NewsAround Acadiana


Former SMILE employee accuses Williams of sexual harassment

Posted at 12:15 PM, Feb 26, 2019
and last updated 2019-02-26 13:15:25-05

A former employee of the SMILE Community Action Agency has accused Chris Williams of forcing her to have sex with him while she worked for him.

The former employee, whom KATC will not identify because of the nature of the allegations, filed suit last month in federal court against Williams, the former CEO of the agency, and SMILE.

We’ve reached out to SMILE for a comment. We’ll update this story as soon as we receive a response.

Over the past several years, the embattled agency has faced numerous issues. Federal authorities pulled all of their Head Start funding – an estimated 90 percent of the agency’s budget – due to alleged shortcomings in SMILE’s administration of the program. The agency has been sued by former employees and board members. And, Williams was placed on leave in the midst of harassment claims. He later resigned.

The lawsuit indicates that the employee first took her complaints to the federal Equal Employment Opportunity Commission, which investigated her allegations and gave her the required “right to sue” document.

The employee asks the court to order SMILE to stop the “unlawful practices, policies, customs and usages” alleged in the lawsuit; award her money for personal damages, and money for punitive damages; award her back pay; and order SMILE to pay all her expenses and attorney’s fees for the lawsuit.

The lawsuit alleges that Williams began to make unwanted advances against the woman the day he started working for SMILE in 2017. His verbal advances progressed into physical advances, and then to promises that he’d take care of her if she took care of him, the suit alleges.

The suit alleges that Williams told the woman he loved her, and threatened to get rid of her if she didn’t submit to his advances. He said that at least one board member “hated” her and wanted her “gone,” and that he’d let the board get rid of her if she didn’t submit. He also said other employees would receive raises, but she wouldn’t get one if she didn’t have a relationship. And, he demanded “loyalty,” the suit alleges.

Williams sent her home, telling her supervisor that he needed her to run an errand, and then he show up at her house and “manipulated (her) into providing sexual favors in exchange for promises of promotion, increased pay and job retention.” The lawsuit alleges that the employee was a single mother and was afraid to lose her job.

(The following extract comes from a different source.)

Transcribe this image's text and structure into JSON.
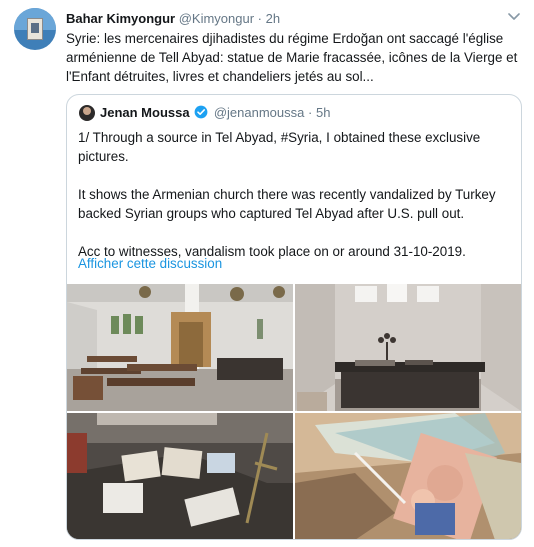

After the sexual encounter, the lawsuit alleges, Williams told her to go back to work and reminded her he wanted loyalty. When she got to work, she locked herself in the bathroom and washed herself, the lawsuit alleges.

“She felt humiliated,” the lawsuit alleges.

For the next 11 months, “Williams would either contact (her) by telephone, summon her to SMILE’s office or request that she go home for sexual favors as if she was his property, and as if he controlled her,” the lawsuit alleges. He once demanded oral sex in the SMILE conference room, the suit alleges.

But in August 2017, Williams told the employee she had been recommended for lay-off, but that she shouldn’t worry because “big daddy got you.”  When the final list came out and her name wasn’t on it, Williams told her that he took care of her and would continue to do so as long as she was loyal.

After almost two years of promises of increased pay and promotions that never materialized, the employee “realized she was just being used” and again tried to stop the relationship. A couple months later, she reported the harassment to two SMILE board members, Geri Brown and Mary Batiste.

Brown allegedly asked about the mechanics of their encounters, and told the employee to protect herself, implying that Williams would retaliate against her. Batiste said SMILE needed proof, and suggested that the employee was “liable” because she had a “choice.”

It was after that meeting that the employee got an attorney. After the attorney notified SMILE of her complaint, the lawsuit alleges, Williams called with a job offer and a pay increase, as well as a $10,000 payment to withdraw the complaint. Her promotion was approved, along with retroactive pay increase, the suit alleges, but the employee wouldn’t withdraw her complaint.

SMILE said it was conducting an investigation, but the suit alleges that no one was interviewed, other than the employee who made the complaint – not even Williams. Williams was placed on leave, and after he had left SMILE employees called the employee to tell her that they found a “voodoo doll with characteristics similar to (her) in Williams’ desk.”

The employee was so upset by the circumstances and the voodoo doll that she went to a doctor, who diagnosed her with anxiety, depression and post-traumatic stress disorder. Her medical providers recommended she not return to SMILE for a period of time. The employee’s lawyer kept asking for an accommodation or for health leave, but despite numerous discussions SMILE never took action, the suit alleges. SMILE asked for documentation from her doctors, and three days later fired her, the suit alleges.